March 24, 2016, 6:00 – 8:00PM
John D. Calandra Italian American Institute | 25 East 43rd Street, 17th Floor, New York, NY 10036
Members $20, Non-members $30
Click here to register for this event!
Join NOIAW for a lecture on the fascinating life and art of the great Italian Baroque painter Artemisia Gentileschi. Dr. Snjezana Smodlaka, researcher in Italian language, literature, art and music, will give the presentation. A networking reception with light refreshments and a performance by a baroque musician will follow the presentation.
While well-known and respected during her lifetime, Artemisia Gentileschi (Rome, 1593-Naples, 1652) was overlooked by art scholars for 300 years. Only recently has she gained her rightful place in art history.
In the past, some of her paintings were erroneously attributed to male painters; now, 34 of her surviving canvases can be found in the most prestigious museums of Europe (in Florence, Madrid, Vienna); 11 of them are in the USA.

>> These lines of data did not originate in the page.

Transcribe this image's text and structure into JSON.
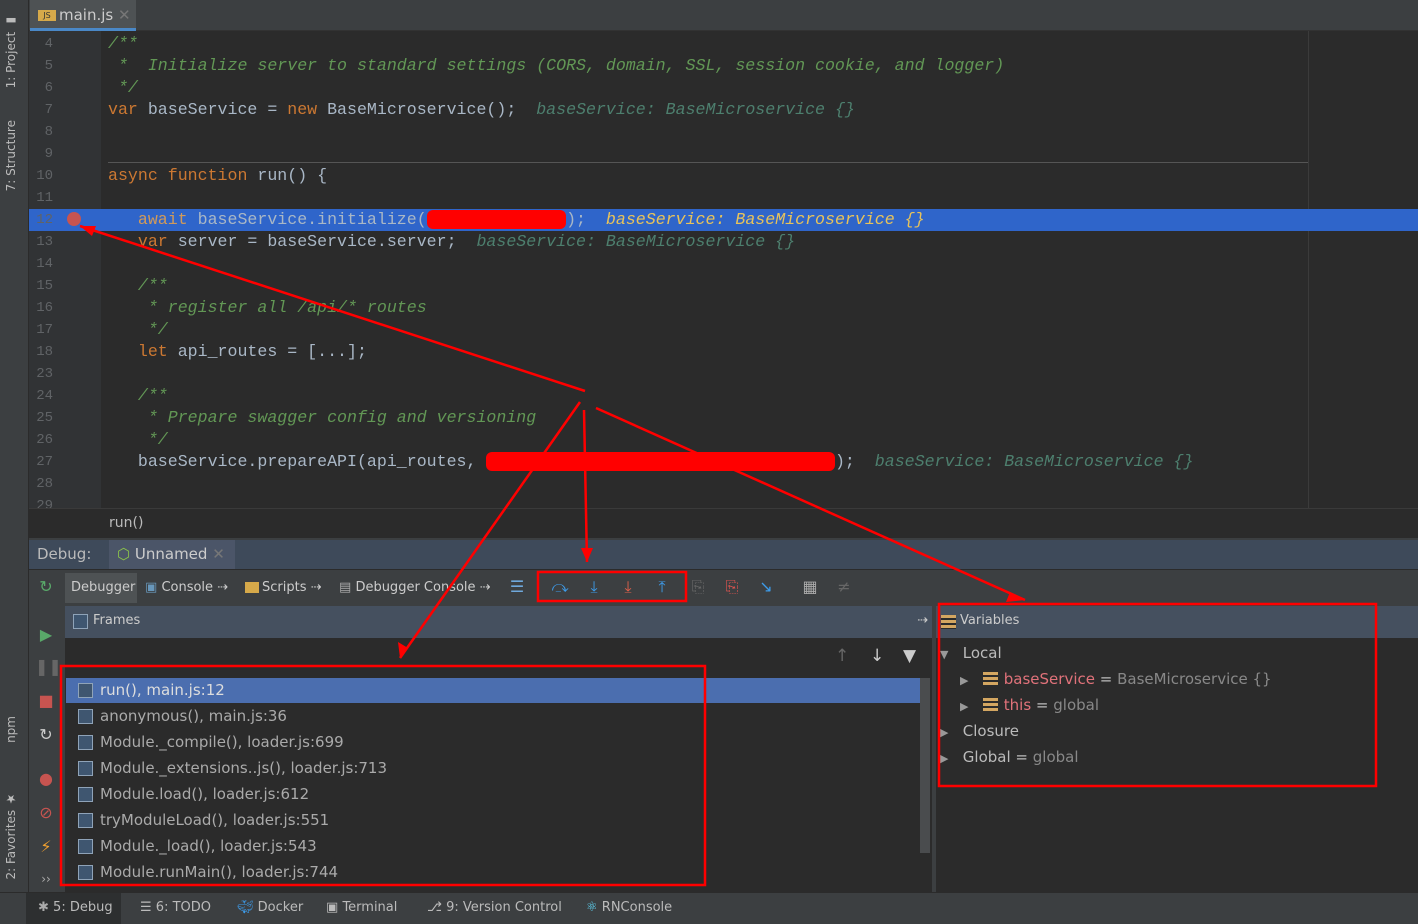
{
  "sidebar": {
    "project": "1: Project",
    "structure": "7: Structure",
    "npm": "npm",
    "favorites": "2: Favorites"
  },
  "editor": {
    "tab": "main.js",
    "tab_icon": "JS",
    "lines": [
      {
        "n": "4",
        "seg": [
          [
            "/**",
            "c"
          ]
        ]
      },
      {
        "n": "5",
        "seg": [
          [
            " *  Initialize server to standard settings (CORS, domain, SSL, session cookie, and logger)",
            "c"
          ]
        ]
      },
      {
        "n": "6",
        "seg": [
          [
            " */",
            "c"
          ]
        ]
      },
      {
        "n": "7",
        "seg": [
          [
            "var",
            "k"
          ],
          [
            " baseService = ",
            "t"
          ],
          [
            "new",
            "k"
          ],
          [
            " BaseMicroservice();",
            "t"
          ],
          [
            "  baseService: BaseMicroservice {}",
            "h"
          ]
        ]
      },
      {
        "n": "8",
        "seg": []
      },
      {
        "n": "9",
        "seg": []
      },
      {
        "n": "10",
        "seg": [
          [
            "async",
            "k"
          ],
          [
            " ",
            "t"
          ],
          [
            "function",
            "k"
          ],
          [
            " run() {",
            "t"
          ]
        ]
      },
      {
        "n": "11",
        "seg": []
      },
      {
        "n": "12",
        "sel": true,
        "seg": [
          [
            "   await",
            "k"
          ],
          [
            " baseService.initialize(",
            "t"
          ],
          [
            "              ",
            "r"
          ],
          [
            ");",
            "t"
          ],
          [
            "  baseService: BaseMicroservice {}",
            "h"
          ]
        ]
      },
      {
        "n": "13",
        "seg": [
          [
            "   var",
            "k"
          ],
          [
            " server = baseService.server;",
            "t"
          ],
          [
            "  baseService: BaseMicroservice {}",
            "h"
          ]
        ]
      },
      {
        "n": "14",
        "seg": []
      },
      {
        "n": "15",
        "seg": [
          [
            "   /**",
            "c"
          ]
        ]
      },
      {
        "n": "16",
        "seg": [
          [
            "    * register all /api/* routes",
            "c"
          ]
        ]
      },
      {
        "n": "17",
        "seg": [
          [
            "    */",
            "c"
          ]
        ]
      },
      {
        "n": "18",
        "seg": [
          [
            "   let",
            "k"
          ],
          [
            " api_routes = [...];",
            "t"
          ]
        ]
      },
      {
        "n": "23",
        "seg": []
      },
      {
        "n": "24",
        "seg": [
          [
            "   /**",
            "c"
          ]
        ]
      },
      {
        "n": "25",
        "seg": [
          [
            "    * Prepare swagger config and versioning",
            "c"
          ]
        ]
      },
      {
        "n": "26",
        "seg": [
          [
            "    */",
            "c"
          ]
        ]
      },
      {
        "n": "27",
        "seg": [
          [
            "   baseService.prepareAPI(api_routes, ",
            "t"
          ],
          [
            "                                   ",
            "r"
          ],
          [
            ");",
            "t"
          ],
          [
            "  baseService: BaseMicroservice {}",
            "h"
          ]
        ]
      },
      {
        "n": "28",
        "seg": []
      },
      {
        "n": "29",
        "seg": []
      }
    ],
    "breadcrumb": "run()"
  },
  "debug": {
    "label": "Debug:",
    "session": "Unnamed",
    "tabs": {
      "debugger": "Debugger",
      "console": "Console",
      "scripts": "Scripts",
      "debugger_console": "Debugger Console"
    },
    "frames": {
      "title": "Frames",
      "items": [
        "run(), main.js:12",
        "anonymous(), main.js:36",
        "Module._compile(), loader.js:699",
        "Module._extensions..js(), loader.js:713",
        "Module.load(), loader.js:612",
        "tryModuleLoad(), loader.js:551",
        "Module._load(), loader.js:543",
        "Module.runMain(), loader.js:744"
      ]
    },
    "variables": {
      "title": "Variables",
      "local": "Local",
      "closure": "Closure",
      "global": "Global",
      "global_value": "global",
      "items": [
        {
          "name": "baseService",
          "value": "BaseMicroservice {}"
        },
        {
          "name": "this",
          "value": "global"
        }
      ]
    }
  },
  "statusbar": {
    "debug": "5: Debug",
    "todo": "6: TODO",
    "docker": "Docker",
    "terminal": "Terminal",
    "vcs": "9: Version Control",
    "rnconsole": "RNConsole"
  },
  "colors": {
    "annotation": "#ff0000",
    "selection": "#2f65ca",
    "keyword": "#cc7832"
  }
}
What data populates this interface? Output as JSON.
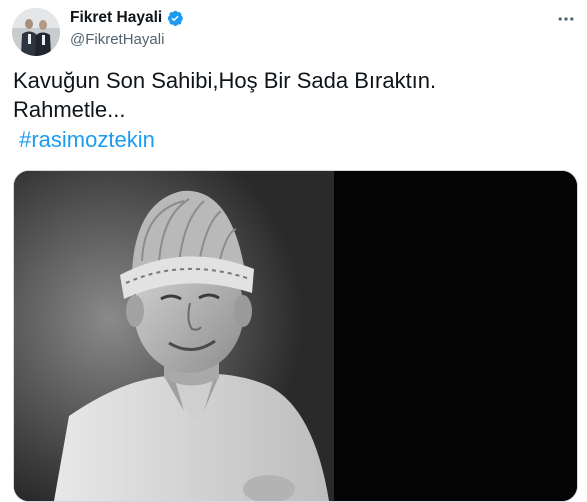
{
  "author": {
    "display_name": "Fikret Hayali",
    "handle": "@FikretHayali",
    "verified": true,
    "verified_icon": "verified-badge-icon"
  },
  "menu": {
    "icon": "more-options-icon"
  },
  "tweet": {
    "line1": "Kavuğun Son Sahibi,Hoş Bir Sada Bıraktın.",
    "line2": "Rahmetle...",
    "hashtag": "#rasimoztekin"
  },
  "media": {
    "description_icon": "photo-portrait",
    "style": "black-and-white"
  },
  "colors": {
    "text": "#0f1419",
    "secondary": "#536471",
    "link": "#1d9bf0",
    "verified": "#1d9bf0",
    "border": "#cfd9de"
  }
}
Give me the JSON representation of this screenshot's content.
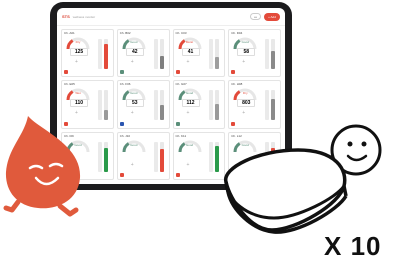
{
  "app": {
    "brand": "STS",
    "brand_sub": "wellness monitor",
    "toolbar_pill": "•••",
    "toolbar_action": "+ Add"
  },
  "tiles": [
    {
      "header": "Ch. A01",
      "name": "Dry",
      "value": "125",
      "fill": 0.85,
      "gauge_color": "#e34a3a",
      "fill_color": "#e34a3a",
      "dot_color": "#e34a3a"
    },
    {
      "header": "Ch. B02",
      "name": "Good",
      "value": "42",
      "fill": 0.45,
      "gauge_color": "#5b8f7a",
      "fill_color": "#7f7f7f",
      "dot_color": "#5b8f7a"
    },
    {
      "header": "Ch. C03",
      "name": "Moist",
      "value": "41",
      "fill": 0.4,
      "gauge_color": "#e34a3a",
      "fill_color": "#9e9e9e",
      "dot_color": "#e34a3a"
    },
    {
      "header": "Ch. D04",
      "name": "Good",
      "value": "58",
      "fill": 0.6,
      "gauge_color": "#5b8f7a",
      "fill_color": "#8a8a8a",
      "dot_color": "#e34a3a"
    },
    {
      "header": "Ch. E05",
      "name": "Wet",
      "value": "110",
      "fill": 0.35,
      "gauge_color": "#e34a3a",
      "fill_color": "#9a9a9a",
      "dot_color": "#e34a3a"
    },
    {
      "header": "Ch. F06",
      "name": "Good",
      "value": "53",
      "fill": 0.5,
      "gauge_color": "#5b8f7a",
      "fill_color": "#8a8a8a",
      "dot_color": "#2a55b0"
    },
    {
      "header": "Ch. G07",
      "name": "Good",
      "value": "112",
      "fill": 0.55,
      "gauge_color": "#5b8f7a",
      "fill_color": "#9a9a9a",
      "dot_color": "#5b8f7a"
    },
    {
      "header": "Ch. H08",
      "name": "Dry",
      "value": "803",
      "fill": 0.7,
      "gauge_color": "#e34a3a",
      "fill_color": "#8a8a8a",
      "dot_color": "#e34a3a"
    },
    {
      "header": "Ch. I09",
      "name": "Good",
      "value": "",
      "fill": 0.8,
      "gauge_color": "#5b8f7a",
      "fill_color": "#2a9a4a",
      "dot_color": "#e34a3a"
    },
    {
      "header": "Ch. J10",
      "name": "Good",
      "value": "",
      "fill": 0.75,
      "gauge_color": "#5b8f7a",
      "fill_color": "#e34a3a",
      "dot_color": "#e34a3a"
    },
    {
      "header": "Ch. K11",
      "name": "Good",
      "value": "",
      "fill": 0.85,
      "gauge_color": "#5b8f7a",
      "fill_color": "#2a9a4a",
      "dot_color": "#e34a3a"
    },
    {
      "header": "Ch. L12",
      "name": "Good",
      "value": "",
      "fill": 0.8,
      "gauge_color": "#5b8f7a",
      "fill_color": "#e34a3a",
      "dot_color": "#e34a3a"
    }
  ],
  "caption": "X 10",
  "colors": {
    "accent": "#e34a3a",
    "mascot": "#e05a3c",
    "ink": "#111111"
  },
  "icons": {
    "drop_mascot": "water-drop-character",
    "sensor": "sensor-pod-character"
  }
}
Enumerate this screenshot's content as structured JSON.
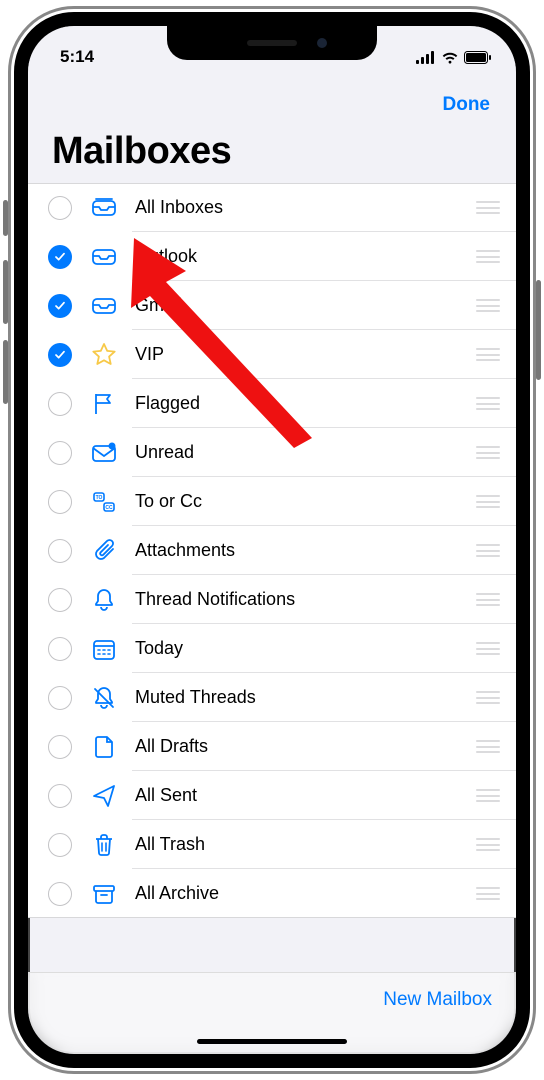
{
  "status": {
    "time": "5:14"
  },
  "header": {
    "done": "Done",
    "title": "Mailboxes"
  },
  "toolbar": {
    "new_mailbox": "New Mailbox"
  },
  "colors": {
    "accent": "#007aff",
    "star": "#f7c948"
  },
  "rows": [
    {
      "label": "All Inboxes",
      "checked": false,
      "icon": "all-inboxes-icon"
    },
    {
      "label": "Outlook",
      "checked": true,
      "icon": "inbox-icon"
    },
    {
      "label": "Gmail",
      "checked": true,
      "icon": "inbox-icon"
    },
    {
      "label": "VIP",
      "checked": true,
      "icon": "star-icon"
    },
    {
      "label": "Flagged",
      "checked": false,
      "icon": "flag-icon"
    },
    {
      "label": "Unread",
      "checked": false,
      "icon": "unread-icon"
    },
    {
      "label": "To or Cc",
      "checked": false,
      "icon": "to-cc-icon"
    },
    {
      "label": "Attachments",
      "checked": false,
      "icon": "attachment-icon"
    },
    {
      "label": "Thread Notifications",
      "checked": false,
      "icon": "bell-icon"
    },
    {
      "label": "Today",
      "checked": false,
      "icon": "calendar-icon"
    },
    {
      "label": "Muted Threads",
      "checked": false,
      "icon": "mute-icon"
    },
    {
      "label": "All Drafts",
      "checked": false,
      "icon": "draft-icon"
    },
    {
      "label": "All Sent",
      "checked": false,
      "icon": "sent-icon"
    },
    {
      "label": "All Trash",
      "checked": false,
      "icon": "trash-icon"
    },
    {
      "label": "All Archive",
      "checked": false,
      "icon": "archive-icon"
    }
  ]
}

Gentileschi was among the first professional women artists. She was the first woman to be a member of the celebrated Florentine Art Academy and was among the first women who was engaged to live in the English court as a painter. She was a respected friend of Galilei and Michelangelo the Younger.
Gentileschi refused to conform to traditional conventions. For example, when she focused on biblical and historic women like Judith and Lucretia, she gave an original and powerful treatment that was radically different from her contemporaries and predecessors. Her excellent work was recognized by Spanish and English kings, Grand Duke of Tuscany and other noblemen.
Despite her success, painful experiences like rape and a trial almost ruined her reputation and might have influenced some of her art work. Still, it’s undoubtable Artemisia Gentileschi excelled in a field that was, at the time, reserved for men.
Born in Croatia, Dr. Snjezana Smodlaka obtained her B.A. in Italian Language and Literature and M.A. in Romance Philology at Zagreb University, Croatia. She was Assistant Professor at the University of Zadar for eleven years. Thirty years ago she came to the USA to continue her research and obtained her Ph.D in Italian Literature at Rutgers University. She worked as an Italian and Latin teacher for 24 years at St. Joseph Hill Academy; and as an adjunct at Wagner College, the College of Staten Island (CUNY) and Rutgers University. She has published numerous articles on Italian language and literature; and presented more than 20 papers at international conferences in the US, Croatia, Italy, Austria, Spain and Germany. For the last decade she has broadened her research on the study of the connections between Italian literature, art and music.